Chetan Mahajan says that social media strategy is not any different from traditional outreach. What is important is to: “Choose the social media channels which best cater to your stakeholders (Facebook followed by Twitter, purely based on the penetration of the platform), Be prompt, transparent and consistent across multiple channels including the party website, which is usually ignored once built, and adopt new formats of storytelling including infographics, videos and vine.”
What segments of society can be better targeted via social media?
According to the IAMI study, the vote swingers are mostly young men and non – working women whose affiliation towards social media is high.
Experts don’t completely agree with this assessment where women are concerned.
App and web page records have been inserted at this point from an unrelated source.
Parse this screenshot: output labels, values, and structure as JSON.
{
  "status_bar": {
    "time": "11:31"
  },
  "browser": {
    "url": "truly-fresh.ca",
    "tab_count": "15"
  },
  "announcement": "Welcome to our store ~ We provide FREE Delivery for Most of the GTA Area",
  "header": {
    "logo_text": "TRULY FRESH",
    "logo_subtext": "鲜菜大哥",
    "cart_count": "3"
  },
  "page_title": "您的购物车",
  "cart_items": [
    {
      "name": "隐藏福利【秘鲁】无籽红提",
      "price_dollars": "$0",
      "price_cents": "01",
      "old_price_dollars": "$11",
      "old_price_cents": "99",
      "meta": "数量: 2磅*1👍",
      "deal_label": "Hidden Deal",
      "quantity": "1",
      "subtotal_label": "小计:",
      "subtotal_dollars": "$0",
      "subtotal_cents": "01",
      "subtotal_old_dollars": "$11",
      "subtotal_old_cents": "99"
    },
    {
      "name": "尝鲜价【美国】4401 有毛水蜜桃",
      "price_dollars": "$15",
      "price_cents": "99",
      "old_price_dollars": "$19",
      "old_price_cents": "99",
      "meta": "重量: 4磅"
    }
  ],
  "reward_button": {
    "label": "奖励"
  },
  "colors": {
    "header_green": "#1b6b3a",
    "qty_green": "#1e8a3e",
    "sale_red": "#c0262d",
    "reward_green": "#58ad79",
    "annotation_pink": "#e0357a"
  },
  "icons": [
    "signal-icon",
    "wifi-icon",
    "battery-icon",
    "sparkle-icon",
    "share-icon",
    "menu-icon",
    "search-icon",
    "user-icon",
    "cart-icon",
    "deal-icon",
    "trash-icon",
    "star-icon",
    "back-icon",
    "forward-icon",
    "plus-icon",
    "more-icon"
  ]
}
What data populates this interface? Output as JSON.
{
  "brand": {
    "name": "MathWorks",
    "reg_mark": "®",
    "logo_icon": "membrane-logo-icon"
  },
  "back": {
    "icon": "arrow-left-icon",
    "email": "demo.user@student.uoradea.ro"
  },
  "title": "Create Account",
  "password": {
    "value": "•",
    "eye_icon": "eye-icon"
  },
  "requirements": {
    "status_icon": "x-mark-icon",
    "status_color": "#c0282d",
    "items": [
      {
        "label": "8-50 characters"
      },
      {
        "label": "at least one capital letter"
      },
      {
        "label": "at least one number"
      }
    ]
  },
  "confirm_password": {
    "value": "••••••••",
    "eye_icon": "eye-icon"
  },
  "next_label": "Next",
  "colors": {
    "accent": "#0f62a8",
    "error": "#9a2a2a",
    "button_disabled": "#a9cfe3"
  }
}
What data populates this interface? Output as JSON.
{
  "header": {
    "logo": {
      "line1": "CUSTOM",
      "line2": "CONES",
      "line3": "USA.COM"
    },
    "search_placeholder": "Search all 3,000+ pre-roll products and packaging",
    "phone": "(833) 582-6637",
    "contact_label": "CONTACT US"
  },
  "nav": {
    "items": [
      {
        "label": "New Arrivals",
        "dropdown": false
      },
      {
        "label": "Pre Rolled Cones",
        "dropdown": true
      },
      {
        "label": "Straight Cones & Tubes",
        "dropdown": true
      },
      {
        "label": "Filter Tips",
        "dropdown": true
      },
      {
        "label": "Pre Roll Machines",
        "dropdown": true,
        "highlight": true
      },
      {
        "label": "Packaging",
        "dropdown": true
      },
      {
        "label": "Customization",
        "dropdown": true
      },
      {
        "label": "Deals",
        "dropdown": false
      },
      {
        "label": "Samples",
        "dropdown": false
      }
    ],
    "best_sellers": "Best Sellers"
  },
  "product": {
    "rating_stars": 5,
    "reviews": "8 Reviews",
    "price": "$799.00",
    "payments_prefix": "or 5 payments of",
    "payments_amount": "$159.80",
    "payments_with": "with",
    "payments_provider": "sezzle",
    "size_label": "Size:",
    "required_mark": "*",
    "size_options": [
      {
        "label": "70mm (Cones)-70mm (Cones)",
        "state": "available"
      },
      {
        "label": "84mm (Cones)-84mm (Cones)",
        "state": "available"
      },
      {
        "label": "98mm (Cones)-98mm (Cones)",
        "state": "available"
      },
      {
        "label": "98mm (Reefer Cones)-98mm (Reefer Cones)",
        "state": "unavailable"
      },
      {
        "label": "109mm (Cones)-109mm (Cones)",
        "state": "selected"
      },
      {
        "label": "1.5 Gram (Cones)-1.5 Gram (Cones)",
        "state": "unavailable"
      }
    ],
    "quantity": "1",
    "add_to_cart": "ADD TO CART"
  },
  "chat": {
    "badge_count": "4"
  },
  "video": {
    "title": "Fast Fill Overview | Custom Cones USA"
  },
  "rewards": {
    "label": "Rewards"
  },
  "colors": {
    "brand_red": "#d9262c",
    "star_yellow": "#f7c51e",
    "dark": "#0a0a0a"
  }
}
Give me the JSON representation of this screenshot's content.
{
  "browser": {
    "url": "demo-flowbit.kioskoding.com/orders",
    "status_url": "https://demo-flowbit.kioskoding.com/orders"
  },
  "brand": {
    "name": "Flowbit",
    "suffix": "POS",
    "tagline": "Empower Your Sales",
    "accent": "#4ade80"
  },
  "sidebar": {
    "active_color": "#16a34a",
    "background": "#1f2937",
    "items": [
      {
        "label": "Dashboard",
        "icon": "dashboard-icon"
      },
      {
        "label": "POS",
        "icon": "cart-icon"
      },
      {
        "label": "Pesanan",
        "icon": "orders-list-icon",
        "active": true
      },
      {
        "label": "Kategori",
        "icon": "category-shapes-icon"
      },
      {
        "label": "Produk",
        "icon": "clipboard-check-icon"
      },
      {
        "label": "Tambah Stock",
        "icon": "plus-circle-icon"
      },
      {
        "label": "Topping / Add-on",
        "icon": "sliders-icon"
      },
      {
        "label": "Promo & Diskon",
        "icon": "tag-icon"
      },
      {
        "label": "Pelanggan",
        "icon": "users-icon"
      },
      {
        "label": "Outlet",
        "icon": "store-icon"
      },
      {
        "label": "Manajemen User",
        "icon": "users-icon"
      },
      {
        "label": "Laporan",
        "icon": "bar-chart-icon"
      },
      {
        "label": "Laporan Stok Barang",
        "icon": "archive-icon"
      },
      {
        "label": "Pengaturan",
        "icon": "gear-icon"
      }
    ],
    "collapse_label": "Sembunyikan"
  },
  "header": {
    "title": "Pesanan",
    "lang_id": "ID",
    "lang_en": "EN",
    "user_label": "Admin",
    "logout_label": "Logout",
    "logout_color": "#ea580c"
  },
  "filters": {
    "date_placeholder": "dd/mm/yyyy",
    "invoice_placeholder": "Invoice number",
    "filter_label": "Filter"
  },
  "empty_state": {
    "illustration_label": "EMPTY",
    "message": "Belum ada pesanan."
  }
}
Ranjit Nair says that according to a study done by Germin8 in September 2013: “Women are very disengaged when it comes to the elections. Less than 15% of the online opinions relating to the upcoming elections came from women. This is extremely low even when considering the skew in social media users in India – by our estimate about a 3rd of all social media users in India are women. This is an opportunity for any party who can connect with this segment and can share a message that galvanises them to vote in droves.”
According to Yu Yu Din, parties can ensure that the right issues are talked about online in the right locations and devices. “A recent comScore report found that over 50% of the Internet is accessed via smartphones. Parties need to keep that in mind when targeting voters – especially women. For example, cities such as Mumbai, Delhi, Kolkata, and Pune would be most important in targeting women voters if the issue is Women’s Safety. They need to disseminate targeted messages which will resonate with the women electorate.”
For Chetan Mahajan the answer is very simple: “If you can engage with your audience you can influence them, especially the youth where the consumption of social media is much higher than any other traditional form of media. In fact they consume traditional media on social platforms. Can you imagine Economic Time’s Facebook likes to be more than its circulation; 14.2 Lakhs vs. 6.6 lakhs.”
While we may not yet have reached the point where social media can swing elections like in the US; the fact is that social media is definitely reaching a point where its influence is growing. Like with all things social media, the quantum of influence may be a matter of debate but social media and politics is a bond that is here to stay. As we enter 2014, the general elections are already complex and will now also will take place under the 24x7 focus of social media – no political party can afford to ignore that.
Written by Paarul Chand